Exercise prompt ▸ Copy all lines below containing "customers".

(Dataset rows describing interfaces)
=-=-=

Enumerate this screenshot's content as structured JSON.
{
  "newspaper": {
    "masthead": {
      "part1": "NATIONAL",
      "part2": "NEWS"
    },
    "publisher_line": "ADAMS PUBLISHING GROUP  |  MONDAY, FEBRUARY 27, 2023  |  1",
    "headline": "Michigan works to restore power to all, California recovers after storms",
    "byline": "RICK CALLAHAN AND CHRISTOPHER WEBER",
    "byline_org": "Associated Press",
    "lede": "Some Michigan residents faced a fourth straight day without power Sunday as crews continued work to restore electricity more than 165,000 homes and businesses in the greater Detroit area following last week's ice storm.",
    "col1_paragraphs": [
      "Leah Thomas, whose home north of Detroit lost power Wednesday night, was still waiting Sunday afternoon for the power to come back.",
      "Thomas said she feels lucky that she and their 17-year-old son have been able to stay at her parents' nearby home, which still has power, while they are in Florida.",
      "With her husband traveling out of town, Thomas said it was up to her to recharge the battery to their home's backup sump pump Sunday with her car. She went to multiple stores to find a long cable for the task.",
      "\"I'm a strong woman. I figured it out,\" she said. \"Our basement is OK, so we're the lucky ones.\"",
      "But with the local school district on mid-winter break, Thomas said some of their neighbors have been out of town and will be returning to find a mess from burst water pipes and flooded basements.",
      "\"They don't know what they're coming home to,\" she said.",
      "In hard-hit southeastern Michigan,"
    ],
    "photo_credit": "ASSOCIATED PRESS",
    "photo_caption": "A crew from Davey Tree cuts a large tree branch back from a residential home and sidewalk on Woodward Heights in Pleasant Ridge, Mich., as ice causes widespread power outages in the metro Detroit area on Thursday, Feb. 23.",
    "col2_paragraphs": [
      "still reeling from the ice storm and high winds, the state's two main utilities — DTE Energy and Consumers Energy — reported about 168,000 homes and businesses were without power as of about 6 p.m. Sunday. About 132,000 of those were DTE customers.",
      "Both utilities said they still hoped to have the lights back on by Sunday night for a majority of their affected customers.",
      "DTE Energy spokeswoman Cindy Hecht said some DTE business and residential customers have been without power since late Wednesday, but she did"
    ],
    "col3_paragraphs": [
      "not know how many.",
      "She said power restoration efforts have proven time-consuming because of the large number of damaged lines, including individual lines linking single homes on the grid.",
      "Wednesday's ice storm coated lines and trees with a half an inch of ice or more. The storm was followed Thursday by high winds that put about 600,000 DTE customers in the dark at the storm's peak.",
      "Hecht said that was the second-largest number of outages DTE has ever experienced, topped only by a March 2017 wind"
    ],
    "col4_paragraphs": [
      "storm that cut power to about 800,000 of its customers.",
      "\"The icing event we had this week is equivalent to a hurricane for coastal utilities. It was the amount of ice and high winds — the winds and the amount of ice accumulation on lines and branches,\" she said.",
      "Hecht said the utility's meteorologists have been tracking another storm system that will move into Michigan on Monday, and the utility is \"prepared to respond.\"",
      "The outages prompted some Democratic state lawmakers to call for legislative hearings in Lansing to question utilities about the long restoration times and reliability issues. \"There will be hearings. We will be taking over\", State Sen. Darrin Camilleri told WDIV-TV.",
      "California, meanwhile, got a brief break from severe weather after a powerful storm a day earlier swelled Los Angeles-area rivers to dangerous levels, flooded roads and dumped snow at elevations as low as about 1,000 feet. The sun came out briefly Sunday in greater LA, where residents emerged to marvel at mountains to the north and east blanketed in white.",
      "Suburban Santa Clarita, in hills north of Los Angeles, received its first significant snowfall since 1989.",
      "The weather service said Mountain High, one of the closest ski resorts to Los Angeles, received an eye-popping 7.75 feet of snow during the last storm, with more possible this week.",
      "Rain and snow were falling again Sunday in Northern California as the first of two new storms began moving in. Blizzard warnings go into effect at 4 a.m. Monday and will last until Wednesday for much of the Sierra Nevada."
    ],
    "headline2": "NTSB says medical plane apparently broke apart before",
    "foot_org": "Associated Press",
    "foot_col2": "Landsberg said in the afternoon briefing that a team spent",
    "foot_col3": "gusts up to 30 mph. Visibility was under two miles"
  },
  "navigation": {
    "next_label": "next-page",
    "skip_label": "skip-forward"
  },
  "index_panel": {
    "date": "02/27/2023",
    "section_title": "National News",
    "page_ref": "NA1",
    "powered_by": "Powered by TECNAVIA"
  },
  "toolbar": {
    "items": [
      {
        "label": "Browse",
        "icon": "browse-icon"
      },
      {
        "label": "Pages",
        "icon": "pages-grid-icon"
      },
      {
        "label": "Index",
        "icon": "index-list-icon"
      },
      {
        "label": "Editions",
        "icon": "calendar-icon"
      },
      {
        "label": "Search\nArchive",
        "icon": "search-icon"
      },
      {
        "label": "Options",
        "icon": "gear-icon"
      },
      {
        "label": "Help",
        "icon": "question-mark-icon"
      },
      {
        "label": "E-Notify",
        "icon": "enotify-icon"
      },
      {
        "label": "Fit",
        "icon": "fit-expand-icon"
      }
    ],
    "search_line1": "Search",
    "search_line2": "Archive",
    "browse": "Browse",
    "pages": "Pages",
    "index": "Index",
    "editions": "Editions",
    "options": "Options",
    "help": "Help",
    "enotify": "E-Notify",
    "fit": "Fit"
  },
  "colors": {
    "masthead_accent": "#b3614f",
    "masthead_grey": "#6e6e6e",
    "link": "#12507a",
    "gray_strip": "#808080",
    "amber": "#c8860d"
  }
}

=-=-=

Output for this exercise ▸
      "still reeling from the ice storm and high winds, the state's two main utilities — DTE Energy and Consumers Energy — reported about 168,000 homes and businesses were without power as of about 6 p.m. Sunday. About 132,000 of those were DTE customers.",
      "Both utilities said they still hoped to have the lights back on by Sunday night for a majority of their affected customers.",
      "DTE Energy spokeswoman Cindy Hecht said some DTE business and residential customers have been without power since late Wednesday, but she did"
      "Wednesday's ice storm coated lines and trees with a half an inch of ice or more. The storm was followed Thursday by high winds that put about 600,000 DTE customers in the dark at the storm's peak.",
      "storm that cut power to about 800,000 of its customers.",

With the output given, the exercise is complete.